The National Human Rights Commission (NHRC) has expressed concern over the rising food crisis being experienced across the country, with insecurity chasing farmers from their farms, coupled with many farmlands submerged in water due to flooding in some parts of the county.
The situation which is partly associated with climate change has worsened access to healthy and nutritious food, leading to increase in widespread hunger and low quality of life and wellbeing of Nigerians, particularly the vulnerable group.
The Executive Secretary of the Commission, Chief Tony Ojukwu SAN OFR, stated this in Abuja as Nigeria joins the global community to celebrate the World Food Day (WFD) which is celebrated on October 16th every year.
The Human Rights Boss lamented that it has become increasingly difficult for many citizens to make a decent living due to poor access to balanced diet, occasioned by escalating food prices resulting from insecurity and climate change.
“You will agree with me that Nigeria is undergoing severe food crisis fueled by climate change and insecurity in all parts of the country coupled with the current the Russia – Ukraine war that has affected importation of food items across the globe”.
“With the current reality of rising prices of food items, many Nigerians may plunge deeper into poverty if proper measures are not put in place” Ojukwu stated.

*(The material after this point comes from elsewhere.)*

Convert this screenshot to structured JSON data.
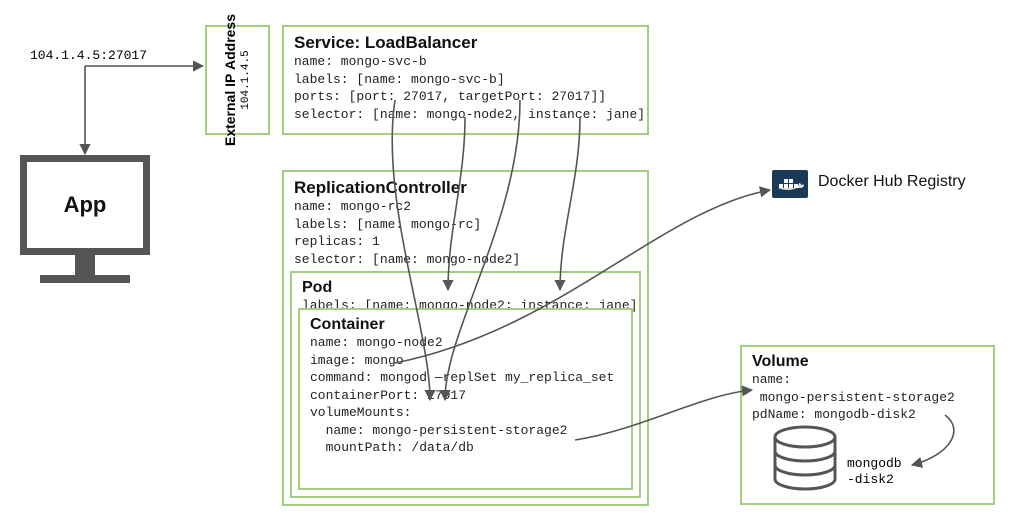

The Chief Human Rights Officer in Nigeria observed that the current food crisis is mostly affecting the less privileged Nigerians especially the Internally Displaced Persons (IDPs). “I must tell you that the IDPs are worst hit by the food crisis, our report of monitoring the human rights and humanitarian situation of IDPs in the North-East has since 2015, indicated that this population of concern suffer acute food and nutrition shortage and are seriously in need of assistance” he said.
The NHRC CEO used the opportunity to disclose that the Commission has been partnering with relevant UN bodies such as UNDP, UNHCR as well as the European Union to carry out series of intervention programmes targeted towards providing humanitarian support to the vulnerable population, particularly in the North-East which is suffering the devastating effects of insurgency.

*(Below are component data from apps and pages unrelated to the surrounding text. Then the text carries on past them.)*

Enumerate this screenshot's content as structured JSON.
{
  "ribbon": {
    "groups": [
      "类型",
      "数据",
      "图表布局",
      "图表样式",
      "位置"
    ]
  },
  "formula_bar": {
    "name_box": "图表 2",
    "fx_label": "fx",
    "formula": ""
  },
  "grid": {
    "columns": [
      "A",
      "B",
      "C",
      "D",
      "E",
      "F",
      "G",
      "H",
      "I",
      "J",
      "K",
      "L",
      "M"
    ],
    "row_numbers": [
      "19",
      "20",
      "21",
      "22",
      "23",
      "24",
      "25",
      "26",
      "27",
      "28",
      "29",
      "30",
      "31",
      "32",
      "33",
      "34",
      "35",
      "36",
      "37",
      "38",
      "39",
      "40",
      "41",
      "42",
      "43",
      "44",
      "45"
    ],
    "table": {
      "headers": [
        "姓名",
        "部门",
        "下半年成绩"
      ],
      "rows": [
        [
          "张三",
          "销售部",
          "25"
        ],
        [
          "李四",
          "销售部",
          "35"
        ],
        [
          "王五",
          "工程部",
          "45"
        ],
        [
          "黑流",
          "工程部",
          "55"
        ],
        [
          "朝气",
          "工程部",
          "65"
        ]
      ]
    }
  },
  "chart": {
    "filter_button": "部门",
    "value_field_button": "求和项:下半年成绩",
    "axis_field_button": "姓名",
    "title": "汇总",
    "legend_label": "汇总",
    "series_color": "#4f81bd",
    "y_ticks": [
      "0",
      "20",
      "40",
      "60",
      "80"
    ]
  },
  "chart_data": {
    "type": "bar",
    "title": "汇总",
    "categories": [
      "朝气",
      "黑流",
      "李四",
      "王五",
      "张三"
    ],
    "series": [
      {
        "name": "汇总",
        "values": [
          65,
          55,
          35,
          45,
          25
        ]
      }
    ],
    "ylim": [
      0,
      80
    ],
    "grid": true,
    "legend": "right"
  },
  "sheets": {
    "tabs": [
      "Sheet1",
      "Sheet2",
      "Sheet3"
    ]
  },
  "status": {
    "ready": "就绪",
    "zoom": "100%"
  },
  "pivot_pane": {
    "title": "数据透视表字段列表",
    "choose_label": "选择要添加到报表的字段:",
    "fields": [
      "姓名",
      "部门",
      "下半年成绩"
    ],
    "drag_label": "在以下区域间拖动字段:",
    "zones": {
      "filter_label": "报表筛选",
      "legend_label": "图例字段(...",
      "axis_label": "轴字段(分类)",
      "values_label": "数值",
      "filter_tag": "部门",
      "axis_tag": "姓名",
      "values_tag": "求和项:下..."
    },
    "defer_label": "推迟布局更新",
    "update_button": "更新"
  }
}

The Learned Silk noted that this year’s theme “leave no one behind” is very apt, he called on government and relevant stakeholders to up the efforts at ensuring adequate provision of food to every member of the human family without discrimination.

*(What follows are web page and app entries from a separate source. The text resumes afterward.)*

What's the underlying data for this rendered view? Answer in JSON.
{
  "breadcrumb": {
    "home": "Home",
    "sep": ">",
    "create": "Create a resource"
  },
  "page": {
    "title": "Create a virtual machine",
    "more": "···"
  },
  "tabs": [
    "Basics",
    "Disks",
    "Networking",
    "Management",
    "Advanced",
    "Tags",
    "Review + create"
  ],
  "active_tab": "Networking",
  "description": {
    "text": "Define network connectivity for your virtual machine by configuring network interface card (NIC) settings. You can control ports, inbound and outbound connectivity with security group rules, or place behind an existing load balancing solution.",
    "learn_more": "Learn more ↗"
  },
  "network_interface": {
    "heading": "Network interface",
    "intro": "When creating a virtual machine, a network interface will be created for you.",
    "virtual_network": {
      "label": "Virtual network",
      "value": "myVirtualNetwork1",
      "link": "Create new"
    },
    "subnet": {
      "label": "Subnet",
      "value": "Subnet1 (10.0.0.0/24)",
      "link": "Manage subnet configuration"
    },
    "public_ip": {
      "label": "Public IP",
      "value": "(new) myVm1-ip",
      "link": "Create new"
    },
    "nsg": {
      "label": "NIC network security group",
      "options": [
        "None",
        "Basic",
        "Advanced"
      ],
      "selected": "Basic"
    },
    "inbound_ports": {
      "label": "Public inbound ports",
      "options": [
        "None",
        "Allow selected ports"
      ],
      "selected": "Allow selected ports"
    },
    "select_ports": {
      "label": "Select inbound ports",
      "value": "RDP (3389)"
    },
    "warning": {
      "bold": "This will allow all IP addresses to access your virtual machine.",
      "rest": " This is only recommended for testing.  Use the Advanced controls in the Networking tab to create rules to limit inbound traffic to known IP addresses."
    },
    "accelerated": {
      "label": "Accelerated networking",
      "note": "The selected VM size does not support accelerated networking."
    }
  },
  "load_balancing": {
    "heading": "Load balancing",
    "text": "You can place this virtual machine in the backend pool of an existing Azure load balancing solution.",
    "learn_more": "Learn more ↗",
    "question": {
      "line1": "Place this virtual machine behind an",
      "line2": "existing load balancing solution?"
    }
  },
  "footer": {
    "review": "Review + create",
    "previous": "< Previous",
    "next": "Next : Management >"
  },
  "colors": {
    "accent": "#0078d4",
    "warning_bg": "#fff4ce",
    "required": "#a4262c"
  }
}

He urged government at all levels to stem insecurity to the barest minimum, prepare for climate change by strictly adhering to early warning signals to mitigate its effect on farmlands, as well as support and encourage farmers to migrate to mechanised farming to achieve bumper harvests and abundant food for all.
“Everyone deserves the right to enjoy adequate food and nutrition for survival, right to food is right to life, therefore all hands must be on deck to build a sustainable society where everyone has regular access to enough nutritional food, no one should be left behind” Chief Ojukwu concluded.